Unfortunately, in this case, P. W. 5 and his sergeants did not lie in hiding and catch, the second accused in the act of handing over the two bottles to P. W. 1, or hear the petitioner ask the 2nd accused to go and deliver the bottles to P. W. 1, or hear him ask P. W. 1, later on, at the shop, if he had received the two bottles. The story of P. W. 1 that he went to the shop after receiving the bottles from the 2nd accused, at Mayfield, sounded pointless, and as meant only tfor implicating the petitioner fully in this case. The evidence of accomplices, informers, approvers, and decoys ought to be scrutinized very carefully and accepted only when fully corroborated.

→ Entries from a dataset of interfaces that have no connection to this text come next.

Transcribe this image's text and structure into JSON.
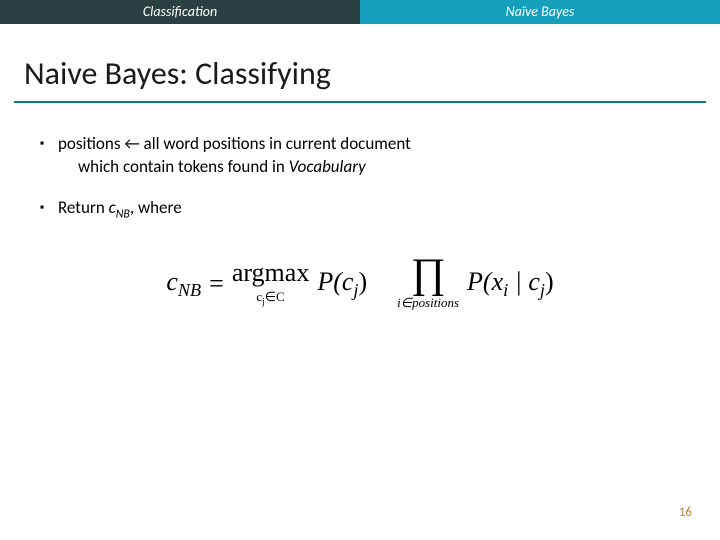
{
  "tabs": {
    "left": "Classification",
    "right": "Naïve Bayes"
  },
  "title": "Naive Bayes: Classifying",
  "bullets": {
    "b1_line1_a": "positions ",
    "b1_line1_b": " all word positions in current document",
    "b1_line2_a": "which contain tokens found in ",
    "b1_line2_b": "Vocabulary",
    "b2_a": "Return ",
    "b2_var": "c",
    "b2_sub": "NB",
    "b2_b": ", where"
  },
  "formula": {
    "lhs_var": "c",
    "lhs_sub": "NB",
    "eq": "=",
    "argmax": "argmax",
    "argmax_under_a": "c",
    "argmax_under_b": "j",
    "argmax_under_c": "∈C",
    "p1_a": "P(c",
    "p1_b": "j",
    "p1_c": ")",
    "prod": "∏",
    "prod_under": "i∈positions",
    "p2_a": "P(x",
    "p2_b": "i",
    "p2_c": " | c",
    "p2_d": "j",
    "p2_e": ")"
  },
  "page_number": "16",
  "arrow": "←"
}
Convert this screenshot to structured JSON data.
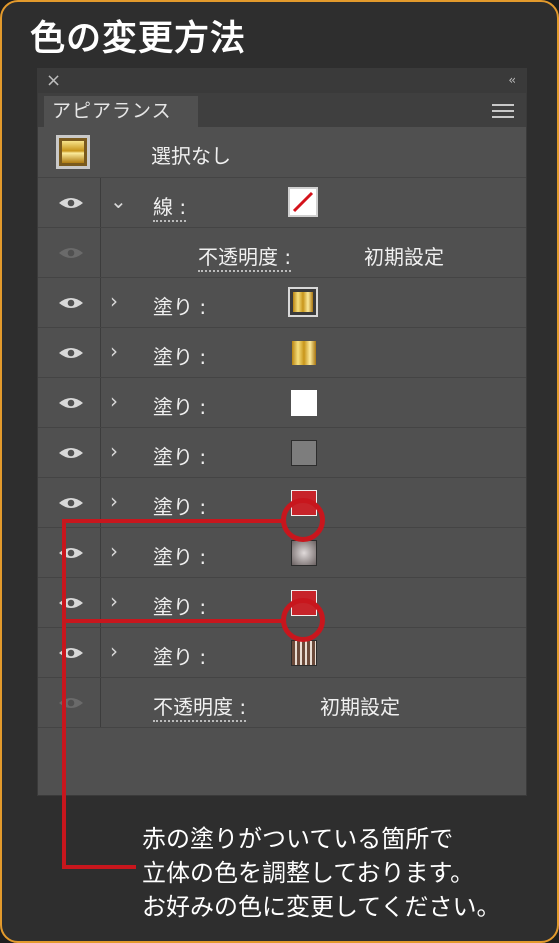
{
  "heading": "色の変更方法",
  "panel": {
    "close_glyph": "×",
    "collapse_glyph": "‹‹",
    "tab_label": "アピアランス",
    "header_label": "選択なし",
    "rows": [
      {
        "kind": "stroke",
        "label": "線 :",
        "swatch": "none-slash"
      },
      {
        "kind": "opacity",
        "label": "不透明度 :",
        "value": "初期設定"
      },
      {
        "kind": "fill",
        "label": "塗り :",
        "swatch": "gold-framed"
      },
      {
        "kind": "fill",
        "label": "塗り :",
        "swatch": "gold"
      },
      {
        "kind": "fill",
        "label": "塗り :",
        "swatch": "white"
      },
      {
        "kind": "fill",
        "label": "塗り :",
        "swatch": "gray"
      },
      {
        "kind": "fill",
        "label": "塗り :",
        "swatch": "red"
      },
      {
        "kind": "fill",
        "label": "塗り :",
        "swatch": "radial-gray"
      },
      {
        "kind": "fill",
        "label": "塗り :",
        "swatch": "red"
      },
      {
        "kind": "fill",
        "label": "塗り :",
        "swatch": "stripes"
      }
    ],
    "footer_opacity": {
      "label": "不透明度 :",
      "value": "初期設定"
    }
  },
  "caption_lines": [
    "赤の塗りがついている箇所で",
    "立体の色を調整しております。",
    "お好みの色に変更してください。"
  ],
  "colors": {
    "accent_border": "#e39a2c",
    "callout_red": "#c8161d",
    "panel_bg": "#505050"
  }
}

There is no satisfactory evidence to prove the handing of the two bottles to P. W. 1 by the 2nd accused, and the lower Court seems to have erroneously thought that the petitioner handed over the bottles to P. W. 1. The second accused has been acquitted. There is no corroboration of P. W. 1's evidence that the petitioner asked accused 2 to go to the house and give the bottles, or of the petitioner's asking p. W. 1, at the shop, after he had got delivery of the two bottles from the second accused at the house, 'Have you got the bottles now?', and P. W. 1's replying 'yes'. Nor was any whisky bottle recovered from 'Mayfield' though, if the petitioner was a regular trafficker in such bottles, as alleged by the prosecution, it might be reasonable to find some more bottles there.
5. The evidence of P. W. 5 and others in the case is not directly to the point; and everything depends on the evidence of P. W. 1 and the corroborative evidence referred to above. It follows that, in the circumstances the petitioner deserves to be given the benefit of the doubt and acquitted, though there is a lot of suspicion against him (as also against accused 2, who was acquitted), as P. W. 1's evidence has not been sufficiently corroborated by untainted evidence. The undoubted rule of Court, which has now ripened almost into a rule of law, is that, in the absence of sufficient corroboration by untainted evidence, the evidence of accomplices, informers, and decoys should not form the basis of a conviction in a criminal case.
6. I, therefore, acquit the petitioner, by giving him the benefit of the doubt, and cancel his bail bond, and direct the fine, if paid, to be refunded to him.